In 1956 for a label of the same name (Premium 344), Bashful Vic Thomas (note his entire name) had « Rock and roll tonight« , a prime example of a country band thinking that they could jump on the rock and roll bandwagon by simply writing a song that had the words « rock and roll » in the lyrics — leaving the steel and fiddle intact. I suspect that teenagers at the time weren’t impressed, but the honky-tonkers probably thought they were being « hip » by dancing to it. Flipside is Hank Williams‘ « You’re gonna change (or I’m gonna leave », well done and very fast in the Thomas manner – copyrights go to Thomas. Actually « You’re gonna change » sound like an entirely new song and I wonder if Thomas only got the tune’s title from Hank.

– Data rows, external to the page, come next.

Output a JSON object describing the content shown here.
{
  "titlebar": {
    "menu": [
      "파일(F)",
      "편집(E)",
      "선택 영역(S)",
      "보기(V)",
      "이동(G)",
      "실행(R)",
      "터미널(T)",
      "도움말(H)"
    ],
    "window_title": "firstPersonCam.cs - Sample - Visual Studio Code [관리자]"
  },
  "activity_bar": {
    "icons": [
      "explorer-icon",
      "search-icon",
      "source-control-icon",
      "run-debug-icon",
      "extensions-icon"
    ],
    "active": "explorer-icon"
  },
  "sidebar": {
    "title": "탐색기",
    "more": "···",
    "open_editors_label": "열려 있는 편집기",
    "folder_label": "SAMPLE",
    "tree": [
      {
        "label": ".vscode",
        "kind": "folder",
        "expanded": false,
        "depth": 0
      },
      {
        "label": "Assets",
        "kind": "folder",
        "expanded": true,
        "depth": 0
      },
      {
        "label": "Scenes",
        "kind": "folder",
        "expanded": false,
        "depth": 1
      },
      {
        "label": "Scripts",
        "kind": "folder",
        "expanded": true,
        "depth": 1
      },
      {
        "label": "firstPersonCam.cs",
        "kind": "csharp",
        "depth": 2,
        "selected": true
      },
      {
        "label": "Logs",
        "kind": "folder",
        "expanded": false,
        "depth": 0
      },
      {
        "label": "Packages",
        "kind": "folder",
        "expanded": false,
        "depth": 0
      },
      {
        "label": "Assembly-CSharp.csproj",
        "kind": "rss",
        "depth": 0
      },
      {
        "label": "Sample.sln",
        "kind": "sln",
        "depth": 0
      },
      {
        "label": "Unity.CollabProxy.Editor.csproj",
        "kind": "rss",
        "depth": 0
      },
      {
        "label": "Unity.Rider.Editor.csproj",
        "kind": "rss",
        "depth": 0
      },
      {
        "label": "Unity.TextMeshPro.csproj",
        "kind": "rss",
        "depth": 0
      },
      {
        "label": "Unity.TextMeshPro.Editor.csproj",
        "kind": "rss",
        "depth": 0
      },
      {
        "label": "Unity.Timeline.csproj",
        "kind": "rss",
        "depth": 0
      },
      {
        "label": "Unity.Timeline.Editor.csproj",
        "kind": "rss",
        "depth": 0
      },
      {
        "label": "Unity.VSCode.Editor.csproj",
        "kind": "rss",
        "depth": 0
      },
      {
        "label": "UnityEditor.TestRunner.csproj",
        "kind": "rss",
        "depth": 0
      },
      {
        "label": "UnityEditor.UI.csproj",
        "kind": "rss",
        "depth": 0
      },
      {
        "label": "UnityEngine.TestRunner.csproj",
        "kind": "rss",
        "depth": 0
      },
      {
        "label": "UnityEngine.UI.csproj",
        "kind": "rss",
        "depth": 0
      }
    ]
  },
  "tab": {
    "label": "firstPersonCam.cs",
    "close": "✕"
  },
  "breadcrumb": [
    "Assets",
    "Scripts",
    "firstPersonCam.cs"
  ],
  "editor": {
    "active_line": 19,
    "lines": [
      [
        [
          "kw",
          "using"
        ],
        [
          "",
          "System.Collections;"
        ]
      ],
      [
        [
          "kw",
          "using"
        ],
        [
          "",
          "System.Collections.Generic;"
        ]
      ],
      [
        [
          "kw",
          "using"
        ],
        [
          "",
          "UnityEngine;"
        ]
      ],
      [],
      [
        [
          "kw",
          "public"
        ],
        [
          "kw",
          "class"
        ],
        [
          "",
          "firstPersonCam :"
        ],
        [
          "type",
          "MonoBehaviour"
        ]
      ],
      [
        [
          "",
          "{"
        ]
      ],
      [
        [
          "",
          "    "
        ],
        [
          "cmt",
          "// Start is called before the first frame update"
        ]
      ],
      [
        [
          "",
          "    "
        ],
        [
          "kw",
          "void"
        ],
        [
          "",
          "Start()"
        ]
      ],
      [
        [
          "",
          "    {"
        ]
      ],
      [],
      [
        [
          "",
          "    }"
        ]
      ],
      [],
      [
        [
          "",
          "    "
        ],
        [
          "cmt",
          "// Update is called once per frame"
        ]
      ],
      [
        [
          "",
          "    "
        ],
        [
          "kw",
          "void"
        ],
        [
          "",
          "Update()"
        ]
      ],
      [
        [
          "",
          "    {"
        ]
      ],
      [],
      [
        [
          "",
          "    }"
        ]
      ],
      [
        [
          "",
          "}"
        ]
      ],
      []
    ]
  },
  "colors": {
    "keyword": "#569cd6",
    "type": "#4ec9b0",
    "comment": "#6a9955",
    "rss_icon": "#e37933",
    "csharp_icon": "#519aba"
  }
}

Bashful Vic lived up to his name — I’ve never heard anyone on the Houston ’50s scene mention him at all. After re-cutting « Ramblin’ Fool » for Applause, an Omaha, Nebraska label in 1960, he disappears from the vinyl map completely except for the Memory 45. Flipside of the Applause 45 was a modern and energetic (for the times being) revamp of his 1956 « You’re gonna change« .
The Memory 45 is from 1961, and originate from Chula Vista, California, a fact which indicate Vic Thomas was a well traveled artist. It’s a Starday custom double sider of lovely but forgettable country ballads, « A fool in love » and « I wonder« . Thanks to Allan Turner to have provided the label scans as well as sound files. Vic Thomas later in his life moved to Florida and eventually was committed to an asylum for his depression. Originally from New York City, Vic was attracted to the sweet sounds of West Texas troubadors and aspired to be one himself.
It is almost certain that the Vic Thomas of « Marianne » fame, a white doo-wop song from 1963-64 on Philips, is a completely different artist.
Notes and sources: Boppin’ hillbilly Vol. 2002 and 2022 for short snippets on Vic Thomas. Comments on Premium 101 « Ramblin’ fool » on Andrew Brown’s « Wired-for-sound » bloodspot. Thanks to Allan Turner for providing rare scans and sound files. Music and scans of Applause from somelocalloser bloodspot (2013).